Within the lines below, find those that hold the string "CLÁUDIO" and copy each one.

-- Input material follows --

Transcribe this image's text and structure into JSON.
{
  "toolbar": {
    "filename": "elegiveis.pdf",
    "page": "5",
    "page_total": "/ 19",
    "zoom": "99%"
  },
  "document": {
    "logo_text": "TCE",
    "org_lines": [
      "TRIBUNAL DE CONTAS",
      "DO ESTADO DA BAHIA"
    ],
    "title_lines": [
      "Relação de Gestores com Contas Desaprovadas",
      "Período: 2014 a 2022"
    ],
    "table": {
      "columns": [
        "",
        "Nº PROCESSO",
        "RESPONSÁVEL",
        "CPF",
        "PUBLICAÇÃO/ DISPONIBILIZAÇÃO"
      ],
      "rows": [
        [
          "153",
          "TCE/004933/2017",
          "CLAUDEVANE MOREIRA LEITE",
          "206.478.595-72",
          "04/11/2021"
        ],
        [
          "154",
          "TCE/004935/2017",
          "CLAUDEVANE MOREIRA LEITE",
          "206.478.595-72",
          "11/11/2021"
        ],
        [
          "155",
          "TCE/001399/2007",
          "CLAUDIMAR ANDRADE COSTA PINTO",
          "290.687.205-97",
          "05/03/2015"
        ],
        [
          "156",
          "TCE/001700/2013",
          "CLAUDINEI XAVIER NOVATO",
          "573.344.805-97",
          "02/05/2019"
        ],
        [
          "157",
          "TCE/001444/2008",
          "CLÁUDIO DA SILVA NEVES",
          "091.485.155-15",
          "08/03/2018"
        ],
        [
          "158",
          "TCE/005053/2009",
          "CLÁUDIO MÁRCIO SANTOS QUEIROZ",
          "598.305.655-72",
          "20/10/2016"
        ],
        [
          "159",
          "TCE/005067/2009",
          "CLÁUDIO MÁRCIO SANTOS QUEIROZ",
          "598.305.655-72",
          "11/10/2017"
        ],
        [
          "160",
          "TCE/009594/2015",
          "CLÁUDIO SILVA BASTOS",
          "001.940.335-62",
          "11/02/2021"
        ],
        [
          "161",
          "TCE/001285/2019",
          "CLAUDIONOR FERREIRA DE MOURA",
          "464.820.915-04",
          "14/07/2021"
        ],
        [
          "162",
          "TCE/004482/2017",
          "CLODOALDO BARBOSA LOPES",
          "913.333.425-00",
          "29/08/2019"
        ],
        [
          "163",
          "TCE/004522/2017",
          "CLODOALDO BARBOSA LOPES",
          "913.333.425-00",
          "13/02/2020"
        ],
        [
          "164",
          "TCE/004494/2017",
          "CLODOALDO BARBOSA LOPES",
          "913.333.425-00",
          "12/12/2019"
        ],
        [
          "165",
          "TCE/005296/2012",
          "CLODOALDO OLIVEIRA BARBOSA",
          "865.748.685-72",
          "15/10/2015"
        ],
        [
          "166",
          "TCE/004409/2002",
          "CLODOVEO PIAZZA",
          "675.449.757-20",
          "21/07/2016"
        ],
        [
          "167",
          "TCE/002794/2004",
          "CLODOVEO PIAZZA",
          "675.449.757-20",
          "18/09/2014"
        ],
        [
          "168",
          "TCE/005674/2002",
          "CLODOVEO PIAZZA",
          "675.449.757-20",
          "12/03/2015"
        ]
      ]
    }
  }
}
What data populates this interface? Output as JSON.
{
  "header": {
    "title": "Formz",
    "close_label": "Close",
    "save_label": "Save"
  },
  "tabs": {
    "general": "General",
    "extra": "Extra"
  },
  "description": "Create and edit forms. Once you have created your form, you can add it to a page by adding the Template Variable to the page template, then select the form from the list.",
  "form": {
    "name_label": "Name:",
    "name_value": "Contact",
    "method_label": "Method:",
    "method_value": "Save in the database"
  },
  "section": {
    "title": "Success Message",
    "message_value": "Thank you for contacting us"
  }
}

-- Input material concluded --

**Reply:**
          "CLÁUDIO DA SILVA NEVES",
          "CLÁUDIO MÁRCIO SANTOS QUEIROZ",
          "CLÁUDIO MÁRCIO SANTOS QUEIROZ",
          "CLÁUDIO SILVA BASTOS",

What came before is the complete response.